Taken somewhere from Internet.
Variance, covariance and autocovariance:
- Variance is one of the parameter to describe the distribution. It tells how the distribution extends from the mean value.
- Moments are always used to describe the distribution due to its computational simplicity (i.e. the power series). 1st moment is mean value, 2nd moment is variance, 3rd moment is skewness.
- Let and denote two random variables. Covariance is a measure of how much and change together.
- In this case, variance is a special case of the covariance when two variables are identical.
- Given a stochastic process , the autocovariance is the covariance of againsts itself in a time-shifting. That is .
Correlation and Autocorrelation:
- Correlation is the measure of the strength of association between two variables. For example, there is a strong correlation between black eyes and and black hair as you may seem them moving together all the time. But, there is a weak correlation between blue wallpaper and puppies. Bear in mind that correlation is not causation. Though the death of babies increase with the cases of vehicle accidents. They have a strong correlation. But we cannot say the death of babies causes the happen of vehicle accidents. It does not make sense. [Taken from Yahoo!
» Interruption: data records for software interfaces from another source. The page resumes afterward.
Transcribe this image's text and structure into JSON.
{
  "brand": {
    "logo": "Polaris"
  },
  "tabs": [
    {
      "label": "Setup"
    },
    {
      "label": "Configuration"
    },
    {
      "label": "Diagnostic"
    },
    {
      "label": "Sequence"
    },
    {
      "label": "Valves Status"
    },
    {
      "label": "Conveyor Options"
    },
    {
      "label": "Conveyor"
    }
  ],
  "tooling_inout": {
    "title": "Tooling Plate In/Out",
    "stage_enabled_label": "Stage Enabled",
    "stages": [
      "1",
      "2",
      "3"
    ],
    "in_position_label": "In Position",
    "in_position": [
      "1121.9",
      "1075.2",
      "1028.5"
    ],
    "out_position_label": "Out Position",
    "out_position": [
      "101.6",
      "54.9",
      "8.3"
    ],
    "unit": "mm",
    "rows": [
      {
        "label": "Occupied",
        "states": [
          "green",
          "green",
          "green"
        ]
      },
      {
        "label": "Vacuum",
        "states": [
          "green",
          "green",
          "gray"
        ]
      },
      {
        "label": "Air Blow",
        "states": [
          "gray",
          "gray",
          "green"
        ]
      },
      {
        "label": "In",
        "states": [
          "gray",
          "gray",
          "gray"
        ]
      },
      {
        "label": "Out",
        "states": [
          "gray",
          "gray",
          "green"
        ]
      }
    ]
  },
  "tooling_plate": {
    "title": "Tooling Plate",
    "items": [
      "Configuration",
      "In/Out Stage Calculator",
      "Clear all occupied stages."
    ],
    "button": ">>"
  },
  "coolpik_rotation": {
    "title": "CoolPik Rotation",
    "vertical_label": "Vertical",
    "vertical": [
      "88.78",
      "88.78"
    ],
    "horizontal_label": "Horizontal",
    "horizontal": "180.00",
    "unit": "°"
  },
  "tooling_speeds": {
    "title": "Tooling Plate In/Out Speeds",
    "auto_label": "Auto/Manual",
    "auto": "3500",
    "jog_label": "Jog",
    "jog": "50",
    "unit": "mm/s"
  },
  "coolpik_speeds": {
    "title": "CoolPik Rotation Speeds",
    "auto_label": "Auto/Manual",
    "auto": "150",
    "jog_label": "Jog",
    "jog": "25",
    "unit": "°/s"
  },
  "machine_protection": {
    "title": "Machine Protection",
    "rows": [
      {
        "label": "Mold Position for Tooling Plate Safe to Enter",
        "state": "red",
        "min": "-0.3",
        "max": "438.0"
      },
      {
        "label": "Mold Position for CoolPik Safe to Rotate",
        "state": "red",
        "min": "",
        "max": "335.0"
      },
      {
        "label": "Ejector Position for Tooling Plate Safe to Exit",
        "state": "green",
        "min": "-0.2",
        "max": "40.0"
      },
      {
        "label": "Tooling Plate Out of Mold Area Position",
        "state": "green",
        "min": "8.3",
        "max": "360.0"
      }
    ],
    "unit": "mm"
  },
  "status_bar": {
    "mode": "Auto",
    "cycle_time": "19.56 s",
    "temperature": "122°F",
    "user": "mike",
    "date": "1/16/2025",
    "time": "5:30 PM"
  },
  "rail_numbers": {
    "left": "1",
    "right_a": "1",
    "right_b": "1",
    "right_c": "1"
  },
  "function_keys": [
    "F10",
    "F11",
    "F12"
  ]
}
Answer]
- Autocorrelation is the cross-correlation of the variable itself, in which separated by certain amount of time delay.
- Say we run an experiment in which it gives a finite number of possible outcome, named as sample space .
- For the convenience of mathematical calculation, each outcome (denoted as ) of is translated into a real number (if possible) and that translation process is given by a function where . We name as random variable and most of the time we just denote it as if the context is well understood.
Stationary Random Process:
- Let denote a random process, in which and denote its mean value and autocorrelation function.
- is non-stationary if and vary as varies.
- Otherwise, is said stationary or weakly stationary in wide-sense.
- For weakly stationary process, and .
- For strongly stationary process, all possible moments and join moments are time-invariant.